Standing atop a mound of buried garbage at Freshkills, it’s hard to imagine the rolling green hills was once the largest landfill on earth. Next year, the first phase of this massive redevelopment project will open to the public. At the north end of the park, 21 acres will be available for biking, hiking, walking and kayaking. Right now, you can only get on site through a guided tour. There are soccer fields and walking trails open to the public around the edges of the former landfill.
Farther north, a much different landfill redevelopment project is just getting started, called Kingsland Meadowlands. It is the former site of a couple municipal landfills in Lyndhurst and Rutherford. “Every single landfill in the region should be put back into productive use,” said Alex Klatskin of Forsgate Industrial Partners, one of the developers spearheading the project. “It’s the future, I think, of development. Since there is no land left in New Jersey.”
These landfills have not accepted garbage in decades, but much still must be done to make a landfill usable and buildable again. “We have two issues,” said Lhabib Chibani with Sadat Associates, an environmental engineering firm that has transformed at least 15 landfills into parks, residential or commercial developments. “One is managing the gas within the landfill. And the other issue is settlement.”

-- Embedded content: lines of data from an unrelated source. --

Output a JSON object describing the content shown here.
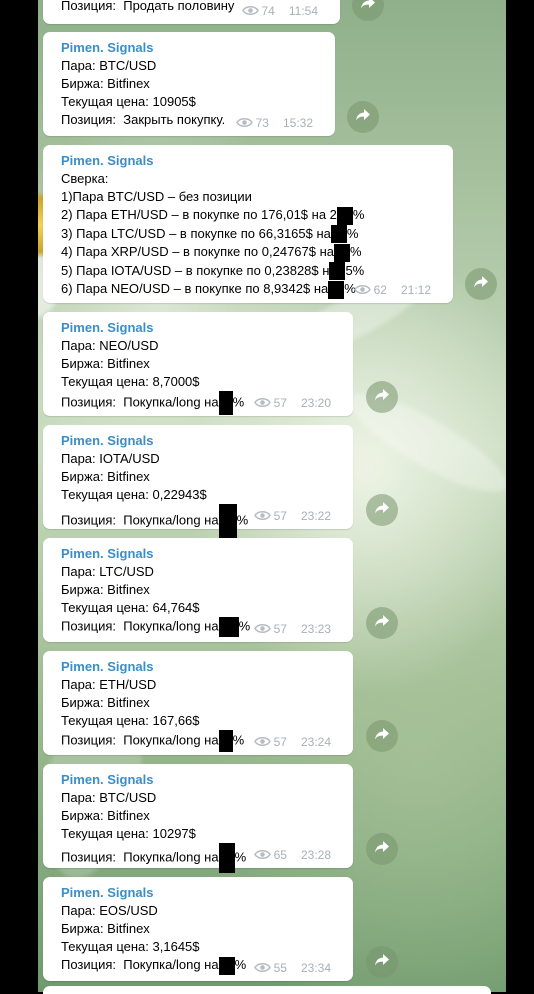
{
  "messages": [
    {
      "sender": "",
      "lines": [
        "Позиция:  Продать половину"
      ],
      "views": "74",
      "time": "11:54"
    },
    {
      "sender": "Pimen. Signals",
      "lines": [
        "Пара: BTC/USD",
        "Биржа: Bitfinex",
        "Текущая цена: 10905$",
        "Позиция:  Закрыть покупку."
      ],
      "views": "73",
      "time": "15:32"
    },
    {
      "sender": "Pimen. Signals",
      "lines": [
        "Сверка:",
        "1)Пара BTC/USD – без позиции",
        "2) Пара ETH/USD – в покупке по 176,01$ на 2",
        "3) Пара LTC/USD – в покупке по 66,3165$ на",
        "4) Пара XRP/USD – в покупке по 0,24767$ на",
        "5) Пара IOTA/USD – в покупке по 0,23828$ н",
        "6) Пара NEO/USD – в покупке по 8,9342$ на"
      ],
      "line_tails": [
        "",
        "",
        "%",
        "%",
        "%",
        "5%",
        "%"
      ],
      "views": "62",
      "time": "21:12"
    },
    {
      "sender": "Pimen. Signals",
      "lines": [
        "Пара: NEO/USD",
        "Биржа: Bitfinex",
        "Текущая цена: 8,7000$",
        "Позиция:  Покупка/long на"
      ],
      "tail": "%",
      "views": "57",
      "time": "23:20"
    },
    {
      "sender": "Pimen. Signals",
      "lines": [
        "Пара: IOTA/USD",
        "Биржа: Bitfinex",
        "Текущая цена: 0,22943$",
        "Позиция:  Покупка/long на"
      ],
      "tail": "%",
      "views": "57",
      "time": "23:22"
    },
    {
      "sender": "Pimen. Signals",
      "lines": [
        "Пара: LTC/USD",
        "Биржа: Bitfinex",
        "Текущая цена: 64,764$",
        "Позиция:  Покупка/long на"
      ],
      "tail": "%",
      "views": "57",
      "time": "23:23"
    },
    {
      "sender": "Pimen. Signals",
      "lines": [
        "Пара: ETH/USD",
        "Биржа: Bitfinex",
        "Текущая цена: 167,66$",
        "Позиция:  Покупка/long на"
      ],
      "tail": "%",
      "views": "57",
      "time": "23:24"
    },
    {
      "sender": "Pimen. Signals",
      "lines": [
        "Пара: BTC/USD",
        "Биржа: Bitfinex",
        "Текущая цена: 10297$",
        "Позиция:  Покупка/long на"
      ],
      "tail": "%",
      "views": "65",
      "time": "23:28"
    },
    {
      "sender": "Pimen. Signals",
      "lines": [
        "Пара: EOS/USD",
        "Биржа: Bitfinex",
        "Текущая цена: 3,1645$",
        "Позиция:  Покупка/long на"
      ],
      "tail": "%",
      "views": "55",
      "time": "23:34"
    }
  ],
  "icons": {
    "views": "eye-icon",
    "share": "share-arrow-icon"
  },
  "colors": {
    "sender": "#3a8ec8",
    "meta": "#a9b0b8",
    "bubble": "#ffffff"
  }
}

The garbage below ground is still decomposing. It’s sinking. On top of the Lyndhurst-Rutherford landfills, they plan to build six warehouses — over 2.5-million-square feet of commercial space — over the next 6-8 years. To make sure the land can carry that load, they will put a heavy layer of dirt down to simulate the weight a building. This will squeeze the trash and moisture below. But first, they’ll stomp on it with crushing force. “They’re dropping a 15-ton weight many, many times over a small grid area, a 9-by-9 foot grid. And they’re doing it repeatedly,” said Michael Pembroke, COO of Russo Development, a partner on the Kingsland Meadowlands project. The site spans 718-acres, of which over 500-acres will be preserved for wildlife.